Unfortunately, health insurance including original Medicare does not cover home stair lifts, but some Medicare Advantage plans may help pay. Or, if you have long-term care insurance it too may cover a portion of the costs.
If you qualify for Medicaid, many states offer waivers that may help pay for a lift, and the VA has several grant and benefit programs that may offer assistance too if you’re a veteran.
To save some money, you may want to consider purchasing a used or refurbished model. Or, if you need a stair lift for only a short period of time, consider renting one. Most companies offer these options, and many offer financings too.
To get started, contact some of the previously listed stair lift companies who will put you in touch with a dealer in your area. All dealers provide free in-home assessments and estimates and can help you choose an appropriate lift.
Does Medicare Cover Second Medical Opinions?
Dear Savvy Senior,
Does Medicare cover second medical opinions? The doctor I currently see thinks I need a knee replacement, but I would like to get some other treatment options before I proceed. What can you tell me?
- Limping Larry
Getting a second medical opinion from another doctor is a smart idea that may offer you a fresh perspective and additional options for treating your knee so you can make a more informed decision. Or, if the second doctor agrees with your current one, it can give you some reassurance.
Yes, Medicare does pay for second opinions if your current doctor has recommended surgery, or some other major diagnostic or therapeutic procedure.
If you’re enrolled in original Medicare, 80 percent of the costs for second medical opinions are covered under Part B (you or your Medicare supplemental policy are responsible for the other 20 percent), and you don’t need an order or referral from your doctor to get one. Medicare will even pay 80 percent for a third opinion, if the first two differ.
Most Medicare Advantage plans cover second opinions too, but you may need to follow certain steps to get it paid for. For example, some plans will only help pay for a second opinion if you have a referral from your primary care doctor, and/or they may require that you can only use a doctor in their network. If you have a Medicare Advantage plan, you’ll need to call it to find out their rules.
Finding Another Doctor
To find another doctor for a second opinion you can either ask your current doctor for a name or two, or ask another doctor you trust for a referral, or you can find one on your own.
Whatever route you choose, it’s best to go with a doctor that’s affiliated with a different practice or hospital than your original doctor. Hospitals and practices can be set in their ways when it comes to treatments and are likely to offer similar advice.

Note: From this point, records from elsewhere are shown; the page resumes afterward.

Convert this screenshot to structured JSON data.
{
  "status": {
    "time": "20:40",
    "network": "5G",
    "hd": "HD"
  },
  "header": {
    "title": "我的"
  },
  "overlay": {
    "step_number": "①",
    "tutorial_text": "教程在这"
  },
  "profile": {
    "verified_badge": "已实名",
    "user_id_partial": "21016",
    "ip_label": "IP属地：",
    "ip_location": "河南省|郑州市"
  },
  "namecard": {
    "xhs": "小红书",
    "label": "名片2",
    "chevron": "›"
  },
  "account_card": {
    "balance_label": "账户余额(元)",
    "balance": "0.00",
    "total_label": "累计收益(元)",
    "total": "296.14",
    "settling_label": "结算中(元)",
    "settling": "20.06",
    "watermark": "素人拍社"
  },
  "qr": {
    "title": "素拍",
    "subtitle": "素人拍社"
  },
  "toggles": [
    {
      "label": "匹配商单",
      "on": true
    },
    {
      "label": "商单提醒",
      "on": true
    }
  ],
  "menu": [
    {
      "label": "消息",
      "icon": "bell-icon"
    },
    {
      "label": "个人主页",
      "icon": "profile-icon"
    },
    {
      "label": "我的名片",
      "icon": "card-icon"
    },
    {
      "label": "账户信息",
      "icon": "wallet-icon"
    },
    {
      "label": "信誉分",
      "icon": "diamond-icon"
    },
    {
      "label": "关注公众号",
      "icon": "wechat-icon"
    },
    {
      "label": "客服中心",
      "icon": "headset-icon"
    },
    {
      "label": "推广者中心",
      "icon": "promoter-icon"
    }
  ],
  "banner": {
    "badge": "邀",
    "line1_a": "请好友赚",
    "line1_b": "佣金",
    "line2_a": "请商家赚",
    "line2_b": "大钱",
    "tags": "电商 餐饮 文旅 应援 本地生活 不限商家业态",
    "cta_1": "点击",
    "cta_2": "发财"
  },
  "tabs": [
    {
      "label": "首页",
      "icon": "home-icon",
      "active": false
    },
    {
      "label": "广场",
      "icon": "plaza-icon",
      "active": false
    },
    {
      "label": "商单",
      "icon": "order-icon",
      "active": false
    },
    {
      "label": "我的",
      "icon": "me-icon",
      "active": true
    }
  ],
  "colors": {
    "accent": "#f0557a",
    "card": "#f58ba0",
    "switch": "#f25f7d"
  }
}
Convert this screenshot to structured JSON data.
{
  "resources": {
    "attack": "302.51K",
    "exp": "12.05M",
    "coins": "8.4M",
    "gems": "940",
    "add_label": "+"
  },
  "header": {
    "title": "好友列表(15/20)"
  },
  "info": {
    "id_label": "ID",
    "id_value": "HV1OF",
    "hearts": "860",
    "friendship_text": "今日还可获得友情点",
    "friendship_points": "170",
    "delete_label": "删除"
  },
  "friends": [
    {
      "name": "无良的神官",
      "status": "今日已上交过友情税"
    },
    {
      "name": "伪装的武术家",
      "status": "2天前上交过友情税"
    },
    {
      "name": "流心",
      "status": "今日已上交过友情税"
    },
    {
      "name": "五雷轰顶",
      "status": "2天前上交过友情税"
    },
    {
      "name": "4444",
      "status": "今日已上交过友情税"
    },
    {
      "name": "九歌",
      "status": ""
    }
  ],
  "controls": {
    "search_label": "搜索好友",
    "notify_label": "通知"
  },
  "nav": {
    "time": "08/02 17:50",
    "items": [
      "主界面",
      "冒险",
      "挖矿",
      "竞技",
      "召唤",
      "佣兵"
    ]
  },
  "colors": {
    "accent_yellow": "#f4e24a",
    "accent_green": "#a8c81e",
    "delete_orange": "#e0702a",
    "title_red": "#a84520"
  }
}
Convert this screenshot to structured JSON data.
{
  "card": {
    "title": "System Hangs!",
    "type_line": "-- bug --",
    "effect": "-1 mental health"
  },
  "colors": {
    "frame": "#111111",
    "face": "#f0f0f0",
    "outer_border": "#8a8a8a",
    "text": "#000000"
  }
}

If you choose to find one on your own, use Medicare’s Care Compare tool at Medicare.gov/care-compare. This will let you find doctors by name or medical specialty in your area that accept original Medicare. You can also get this information by calling Medicare at 800-633-4227. Or, if you’re enrolled in a Medicare Advantage plan, call or visit your plan’s website for a list of candidates.
After you’ve got a few doctors names, there are a number of free online resources to help you research them like HealthGrades.com and Vitals.com.
After you find another doctor, before you get a second opinion, you’ll need to have your current doctor’s office send your medical records ahead to the second doctor, or you may have to pick them up and deliver them yourself. That way, you won’t have to repeat the tests you already had. But, if the second doctor wants you to have additional tests performed as a result of your visit, Medicare will help pay for these tests too.
For more information, see the Medicare publication “Getting a Second Opinion Before Surgery” at Medicare.gov/publications – type in 02173 in the Keyword or Product number box.
Send your senior questions to: Savvy Senior, P.O. Box 5443, Norman, OK 73070, or visit SavvySenior.org. Jim Miller is a contributor to the NBC Today show and author of “The Savvy Senior” book.